Although some studies have suggested there is a connection between parenting style and childhood obesity, others have not found this same relationship. The goal of this article was to determine if other factors, such as the child’s temperament, may be impacting the relationship between parenting style and childhood obesity. Mothers of obese and non-obese children completed a variety of questionnaires regarding their parenting styles, their child’s temperament, and mealtime practices. The findings suggest the more difficult an obese child’s temperament, the more difficult mealtime interactions are. In addition, mothers of obese children who reported low levels of warmth were also more likely to have children with difficult temperaments. The results of this study may help us to understand why children, even those with positive parent-child interactions, continue to remain obese.
- The authors indicate one of the limitations for their study was that the participants were all recruited by a local clinic where they were seeking treatment for their obesity. Why might this be a limitation? Would there be concerns with internal or external validity?
- A second limitation the authors mention has to do with possible cultural differences. If the difficulties the authors describe are based on temperament and parenting styles, would we expect to see differences across cultures? Do we see differences in parenting styles or temperament across different cultures?

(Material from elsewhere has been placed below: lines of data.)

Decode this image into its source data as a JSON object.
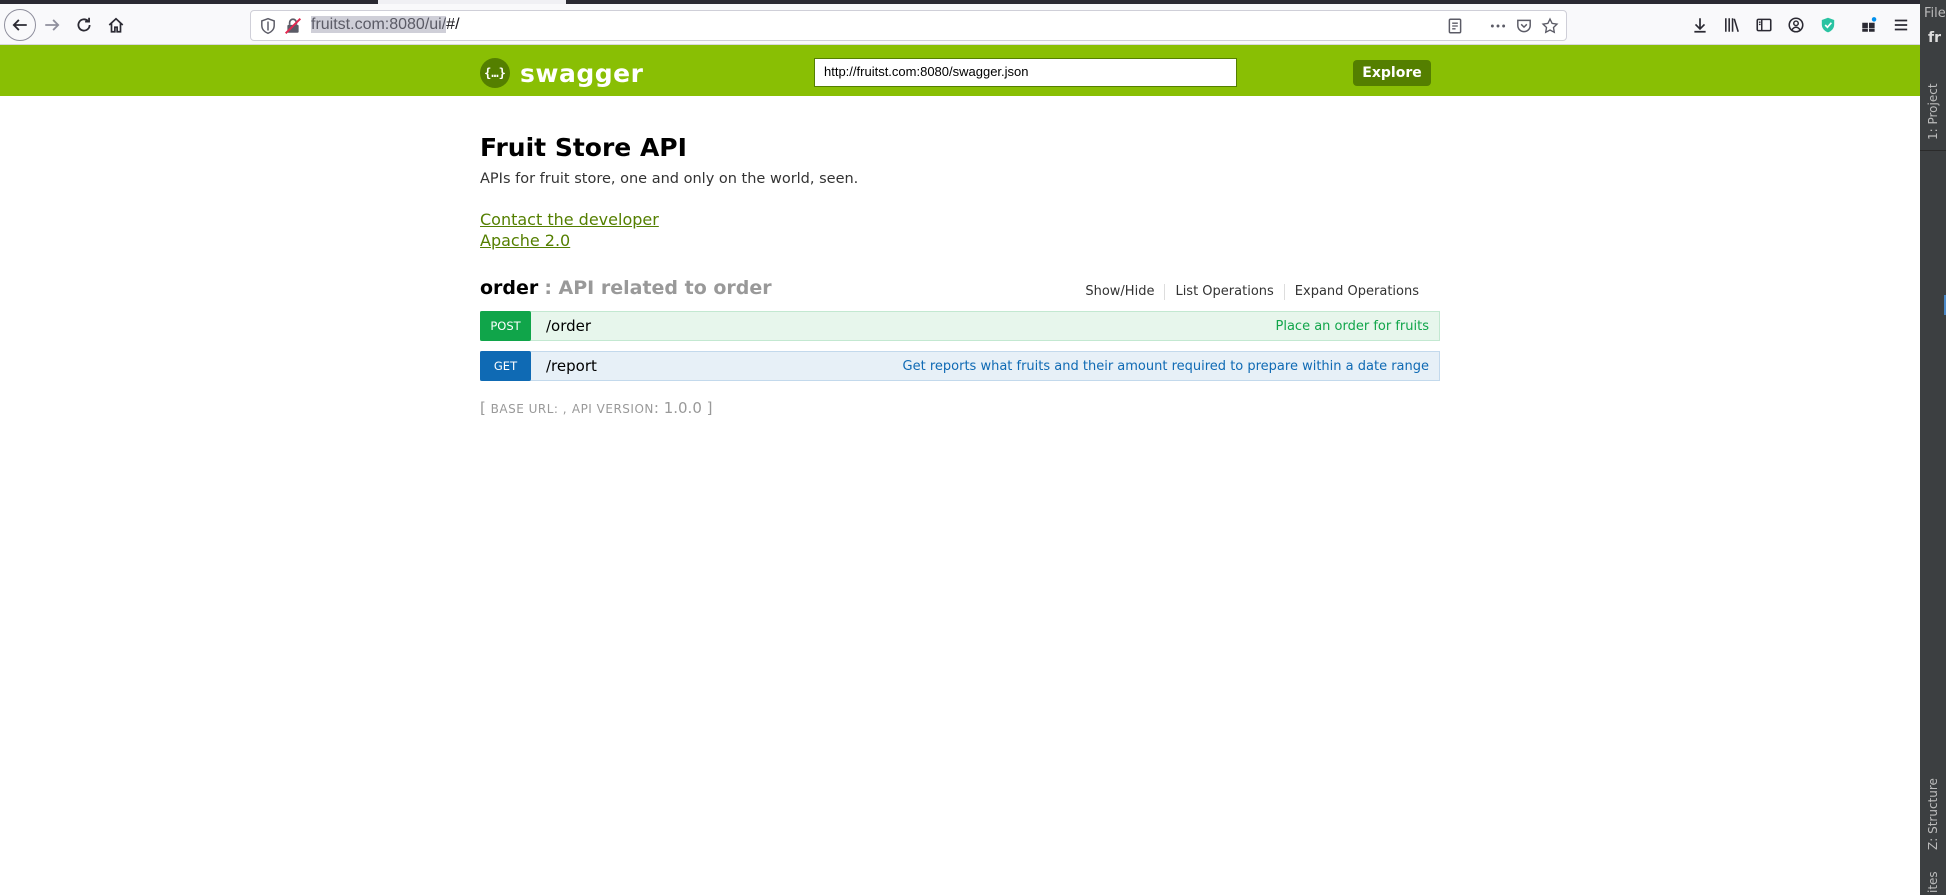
{
  "browser": {
    "url_selected": "fruitst.com:8080/ui/",
    "url_rest": "#/",
    "icons": [
      "back-icon",
      "forward-icon",
      "reload-icon",
      "home-icon",
      "shield-icon",
      "insecure-lock-icon",
      "reader-view-icon",
      "more-icon",
      "pocket-icon",
      "bookmark-star-icon",
      "download-icon",
      "library-icon",
      "sidebar-icon",
      "account-icon",
      "extension-shield-icon",
      "extensions-icon",
      "menu-icon"
    ]
  },
  "ide": {
    "top_label": "File",
    "top_label2": "fr",
    "project_tab": "1: Project",
    "structure_tab": "Z: Structure",
    "bottom_tab": "ites"
  },
  "swagger": {
    "logo_text": "swagger",
    "api_url": "http://fruitst.com:8080/swagger.json",
    "explore_label": "Explore"
  },
  "info": {
    "title": "Fruit Store API",
    "description": "APIs for fruit store, one and only on the world, seen.",
    "contact_link": "Contact the developer",
    "license_link": "Apache 2.0"
  },
  "resource": {
    "name": "order",
    "description": ": API related to order",
    "actions": [
      "Show/Hide",
      "List Operations",
      "Expand Operations"
    ],
    "operations": [
      {
        "method": "POST",
        "path": "/order",
        "summary": "Place an order for fruits"
      },
      {
        "method": "GET",
        "path": "/report",
        "summary": "Get reports what fruits and their amount required to prepare within a date range"
      }
    ]
  },
  "footer": {
    "open": "[",
    "base_url_label": "Base URL",
    "base_url_value": ": ,",
    "api_version_label": "API Version",
    "api_version_value": ": 1.0.0",
    "close": "]"
  },
  "colors": {
    "header_green": "#89bf04",
    "dark_green": "#547f00",
    "post_green": "#10a54a",
    "get_blue": "#0f6ab4"
  }
}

- When looking at the BMI for the female caregivers, there appears to be a significant difference between the obese and comparison groups such that the female caregivers of the obese group had a significantly higher BMI. Although temperament or parenting style might impact obesity, is it possible there may be genetic or other environmental factors at play here?
Stinehart, M. A., Scott, D. A., & Barfield, H. G. (2012). Reactive Attachment Disorder in adopted and foster children: Implications for mental health professionals. The Family Journal, 20, 355-360.
This article describes the symptoms of Reactive Attachment Disorder (RAD) and the impact this disorder can have for the families of adoptive children. The authors describe several techniques for therapists working with children diagnosed with RAD including teaching parents how to help their children self-regulate, integrative play therapy, and behavioral management therapy. However, the authors caution that just because a child is exhibiting behavioral problems does not mean a diagnosis of RAD is appropriate. There are a variety of reasons why adopted children or children in foster care may be exhibiting these problems and counselors must be cautious about their diagnosis.
- The authors repeatedly mention that not all children who are adopted develop RAD and suggest this may be because they were able to form bonds with other adults or peers. Are there other possible reasons why some children may develop RAD while others do not? Could this be an early sign of resiliency?
- According to the DSM-IV-TR, in order for a child to be diagnosed with RAD, they must exhibit symptoms before the age of 5-years-old. Why do you think this age limit exists? Why might a child who begins to exhibit symptoms at age 10 not be diagnosed with RAD?s
- What might be some of the other reasons, aside from attachment disorders, that children who are adopted or in the foster care system might show symptoms similar to those of RAD?